Ohhh, dad. I finally get it. :)

Thing I'm thankful for: blankets!


I'm feeling a lot of emotions right now, but I can't seem to articulate them. Instead, here is a painting that expresses what I cannot. If my mood was painted onto canvas, this is what it would look like:

Whistler, Nocturne in Black and Gold: The Falling Rocket

Thing I'm thankful for: a home away from home

Friday, February 10, 2012

Meet the Prophets and Apostles!

I just love my church. I love it. Whoever is in charge of the website over there in Salt Lake City is doing a phenomenal job. Just look: You can now meet the prophets and apostles! You can read short biographies about all of them! I think it's fantastic.

Though all of the prophets and apostles are great, Latter-day Saints tend to have their favorites. During each session of General Conference, we all talk about which leader and talks we like the best. It's perhaps unfortunate, as they all speak truth and are special witnesses of Christ, but I guess it's natural to gravitate to some people over others. Here are my "favorites:"

It'll be interesting to see if they are still my very favorites after I read all the biographies. To know someone is to love them, after all, so I may have to add the other 11 to my list of favorites. :)

Thing I'm thankful for: prophets and apostles, of course!

Wednesday, February 01, 2012

Valentine's Day!

So . . . It's February 1st, which means Valentine's Day is just around the corner. I found myself in Target yesterday after school (and really, I do just "find" myself in Target sometimes; it's so easy to walk around and kill a couple of hours in there . . .), and I was bombarded with red and pink everything. I loved it! I love Valentine's Day!

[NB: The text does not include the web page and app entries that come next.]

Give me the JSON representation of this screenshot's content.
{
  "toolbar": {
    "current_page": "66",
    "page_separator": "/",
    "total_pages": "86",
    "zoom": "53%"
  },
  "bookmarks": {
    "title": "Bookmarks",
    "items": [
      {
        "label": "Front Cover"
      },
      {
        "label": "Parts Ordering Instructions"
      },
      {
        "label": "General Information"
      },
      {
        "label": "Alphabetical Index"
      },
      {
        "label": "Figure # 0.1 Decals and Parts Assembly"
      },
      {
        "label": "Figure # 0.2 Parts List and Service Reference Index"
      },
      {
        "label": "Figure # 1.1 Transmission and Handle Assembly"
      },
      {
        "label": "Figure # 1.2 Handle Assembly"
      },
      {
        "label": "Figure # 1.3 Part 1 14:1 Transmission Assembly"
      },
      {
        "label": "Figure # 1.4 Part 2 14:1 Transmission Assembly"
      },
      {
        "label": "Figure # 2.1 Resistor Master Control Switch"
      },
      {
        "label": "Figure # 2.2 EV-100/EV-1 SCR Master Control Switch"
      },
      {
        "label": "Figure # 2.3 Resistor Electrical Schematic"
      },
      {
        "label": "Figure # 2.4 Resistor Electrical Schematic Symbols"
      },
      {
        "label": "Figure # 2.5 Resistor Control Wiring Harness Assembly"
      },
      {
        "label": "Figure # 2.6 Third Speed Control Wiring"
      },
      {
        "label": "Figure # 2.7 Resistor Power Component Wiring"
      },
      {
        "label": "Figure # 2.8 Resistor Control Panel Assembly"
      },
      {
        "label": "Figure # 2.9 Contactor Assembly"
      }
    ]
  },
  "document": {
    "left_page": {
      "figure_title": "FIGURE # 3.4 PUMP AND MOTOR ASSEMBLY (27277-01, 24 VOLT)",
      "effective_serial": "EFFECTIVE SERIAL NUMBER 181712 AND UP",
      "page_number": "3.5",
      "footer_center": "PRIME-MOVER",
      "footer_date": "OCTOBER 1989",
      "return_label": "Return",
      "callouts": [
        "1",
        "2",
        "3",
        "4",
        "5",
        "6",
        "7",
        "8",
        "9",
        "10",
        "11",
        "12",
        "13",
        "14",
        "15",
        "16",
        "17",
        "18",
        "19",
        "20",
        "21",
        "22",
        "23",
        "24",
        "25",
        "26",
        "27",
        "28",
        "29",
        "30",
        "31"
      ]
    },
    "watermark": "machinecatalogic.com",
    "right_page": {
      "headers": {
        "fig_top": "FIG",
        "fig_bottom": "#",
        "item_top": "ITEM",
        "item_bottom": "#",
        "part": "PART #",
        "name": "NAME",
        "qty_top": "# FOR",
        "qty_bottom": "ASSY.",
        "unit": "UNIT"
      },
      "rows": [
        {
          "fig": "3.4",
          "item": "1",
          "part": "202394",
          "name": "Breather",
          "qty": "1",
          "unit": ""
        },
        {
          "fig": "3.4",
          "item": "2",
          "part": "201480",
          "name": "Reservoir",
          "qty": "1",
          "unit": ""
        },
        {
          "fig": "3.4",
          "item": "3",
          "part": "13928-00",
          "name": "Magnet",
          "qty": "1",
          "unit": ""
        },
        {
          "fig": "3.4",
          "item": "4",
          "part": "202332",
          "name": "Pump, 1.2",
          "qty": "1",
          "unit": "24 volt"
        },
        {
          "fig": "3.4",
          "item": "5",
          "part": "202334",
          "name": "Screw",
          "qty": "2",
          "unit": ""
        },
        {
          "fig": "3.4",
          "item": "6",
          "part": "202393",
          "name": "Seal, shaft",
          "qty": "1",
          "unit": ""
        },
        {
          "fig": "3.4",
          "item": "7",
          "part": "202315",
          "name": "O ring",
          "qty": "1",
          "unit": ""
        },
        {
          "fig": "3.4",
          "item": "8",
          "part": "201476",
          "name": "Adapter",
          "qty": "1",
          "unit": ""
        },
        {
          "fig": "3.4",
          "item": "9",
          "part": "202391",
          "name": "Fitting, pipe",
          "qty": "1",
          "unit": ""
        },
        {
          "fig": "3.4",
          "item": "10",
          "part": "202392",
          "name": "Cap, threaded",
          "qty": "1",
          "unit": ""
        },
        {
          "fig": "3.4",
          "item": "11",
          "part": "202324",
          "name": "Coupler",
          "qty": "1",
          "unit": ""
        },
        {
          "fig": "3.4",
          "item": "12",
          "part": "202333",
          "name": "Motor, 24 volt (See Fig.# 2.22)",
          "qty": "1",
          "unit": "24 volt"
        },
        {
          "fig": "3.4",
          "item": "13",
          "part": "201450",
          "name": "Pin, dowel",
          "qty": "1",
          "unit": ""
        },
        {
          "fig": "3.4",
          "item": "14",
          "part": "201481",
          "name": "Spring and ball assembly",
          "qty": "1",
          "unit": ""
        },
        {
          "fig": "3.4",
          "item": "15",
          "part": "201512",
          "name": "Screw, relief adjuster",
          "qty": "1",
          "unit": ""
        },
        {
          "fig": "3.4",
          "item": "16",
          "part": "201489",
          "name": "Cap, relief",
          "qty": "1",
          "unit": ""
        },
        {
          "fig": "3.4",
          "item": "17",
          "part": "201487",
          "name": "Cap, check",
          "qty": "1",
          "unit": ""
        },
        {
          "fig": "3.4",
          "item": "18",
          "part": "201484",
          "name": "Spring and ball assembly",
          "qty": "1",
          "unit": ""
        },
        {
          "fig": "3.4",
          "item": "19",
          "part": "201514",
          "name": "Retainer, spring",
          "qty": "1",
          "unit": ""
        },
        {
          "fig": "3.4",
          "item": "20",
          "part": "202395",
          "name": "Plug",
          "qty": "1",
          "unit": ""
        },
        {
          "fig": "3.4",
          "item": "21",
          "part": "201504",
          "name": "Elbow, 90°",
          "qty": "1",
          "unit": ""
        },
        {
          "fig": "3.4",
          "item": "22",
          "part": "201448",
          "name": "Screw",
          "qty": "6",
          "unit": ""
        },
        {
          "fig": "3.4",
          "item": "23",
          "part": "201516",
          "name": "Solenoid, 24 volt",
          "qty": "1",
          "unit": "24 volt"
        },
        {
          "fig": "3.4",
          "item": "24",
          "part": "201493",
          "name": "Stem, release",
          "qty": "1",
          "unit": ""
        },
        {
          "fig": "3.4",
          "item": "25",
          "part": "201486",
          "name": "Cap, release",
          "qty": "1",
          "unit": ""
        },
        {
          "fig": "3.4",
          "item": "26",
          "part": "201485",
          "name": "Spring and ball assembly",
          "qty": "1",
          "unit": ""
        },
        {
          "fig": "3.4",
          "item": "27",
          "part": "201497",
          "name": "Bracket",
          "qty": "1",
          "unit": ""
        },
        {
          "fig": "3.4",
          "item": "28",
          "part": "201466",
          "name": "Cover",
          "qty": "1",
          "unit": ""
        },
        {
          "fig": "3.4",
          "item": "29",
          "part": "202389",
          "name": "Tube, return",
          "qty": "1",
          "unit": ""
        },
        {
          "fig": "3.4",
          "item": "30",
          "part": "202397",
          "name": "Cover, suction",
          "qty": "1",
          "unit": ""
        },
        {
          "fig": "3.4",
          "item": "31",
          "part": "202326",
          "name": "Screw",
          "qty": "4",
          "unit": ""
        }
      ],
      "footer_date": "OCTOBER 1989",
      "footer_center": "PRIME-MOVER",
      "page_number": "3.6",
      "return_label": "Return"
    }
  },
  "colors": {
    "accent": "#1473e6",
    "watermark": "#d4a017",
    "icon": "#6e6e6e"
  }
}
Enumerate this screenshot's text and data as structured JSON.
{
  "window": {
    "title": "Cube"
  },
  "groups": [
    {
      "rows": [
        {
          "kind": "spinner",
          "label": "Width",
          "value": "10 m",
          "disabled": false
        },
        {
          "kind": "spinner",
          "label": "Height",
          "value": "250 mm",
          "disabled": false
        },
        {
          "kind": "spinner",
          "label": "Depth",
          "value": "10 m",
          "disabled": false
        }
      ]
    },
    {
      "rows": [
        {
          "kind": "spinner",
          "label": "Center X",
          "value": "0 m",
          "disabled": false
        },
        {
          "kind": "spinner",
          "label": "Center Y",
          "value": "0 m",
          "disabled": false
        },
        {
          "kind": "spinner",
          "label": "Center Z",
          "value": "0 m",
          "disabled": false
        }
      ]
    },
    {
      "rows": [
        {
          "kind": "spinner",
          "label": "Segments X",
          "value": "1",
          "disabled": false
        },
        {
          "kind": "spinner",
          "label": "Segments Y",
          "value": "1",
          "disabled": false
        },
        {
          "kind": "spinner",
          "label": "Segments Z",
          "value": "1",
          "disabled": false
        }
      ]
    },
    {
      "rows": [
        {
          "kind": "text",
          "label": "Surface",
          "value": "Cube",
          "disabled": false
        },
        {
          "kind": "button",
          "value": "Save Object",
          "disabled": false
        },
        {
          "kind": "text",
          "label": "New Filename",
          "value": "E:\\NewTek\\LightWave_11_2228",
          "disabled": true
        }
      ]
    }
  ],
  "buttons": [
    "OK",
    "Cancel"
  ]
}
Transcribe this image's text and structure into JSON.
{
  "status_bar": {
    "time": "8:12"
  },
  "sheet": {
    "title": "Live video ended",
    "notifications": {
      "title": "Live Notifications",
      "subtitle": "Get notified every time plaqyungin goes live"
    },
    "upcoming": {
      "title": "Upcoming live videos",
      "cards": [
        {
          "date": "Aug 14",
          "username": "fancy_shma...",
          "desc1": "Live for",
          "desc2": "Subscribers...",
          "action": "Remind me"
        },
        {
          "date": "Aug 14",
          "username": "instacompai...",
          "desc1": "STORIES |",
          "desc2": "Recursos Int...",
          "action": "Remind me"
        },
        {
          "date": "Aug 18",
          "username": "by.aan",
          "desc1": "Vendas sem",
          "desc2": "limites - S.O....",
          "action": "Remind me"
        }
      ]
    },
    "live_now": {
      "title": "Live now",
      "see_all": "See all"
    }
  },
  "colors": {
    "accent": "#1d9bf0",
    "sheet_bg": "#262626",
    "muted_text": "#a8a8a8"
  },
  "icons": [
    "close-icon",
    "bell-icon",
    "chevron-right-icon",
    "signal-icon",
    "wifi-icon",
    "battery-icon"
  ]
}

It's one of "those" holidays, though. You know the ones I'm talking about: New Year's Eve and Valentine's Day. The two holidays where single people are supposed to have so much fun! Where they're supposed to look incredible and have a fantastic party to attend or hot date planned. And somehow, it's seen as lame if you don't have those things. (I, for one, have only ever had a valentine once, and the day wasn't all it was cracked up to be. It was actually fairly lame because every couple in Atlanta seemed to be waiting on a table that night. And my date didn't even buy me a box of chocolates!*)

And yet, despite the odd phenomenon that is "those" holidays, I still really love them. I especially love Valentine's Day with it's bright colors and hearts and chocolate. I love love! And I love celebrating it!

I'm curious to see what other people think about Valentine's Day . . . Do you love it or hate it, readers? Why or why not?

*I have actually never gotten a box of chocolates from a date. I bet guys think it's a generic (and therefore unwelcome) gift for V-Day, but I have always, always wanted my very own large heart-shaped box of chocolates. I mean, really -- is there anything more glorious than a box of chocolates? I should say not.

Thing I'm thankful for: chats with friends I don't see very often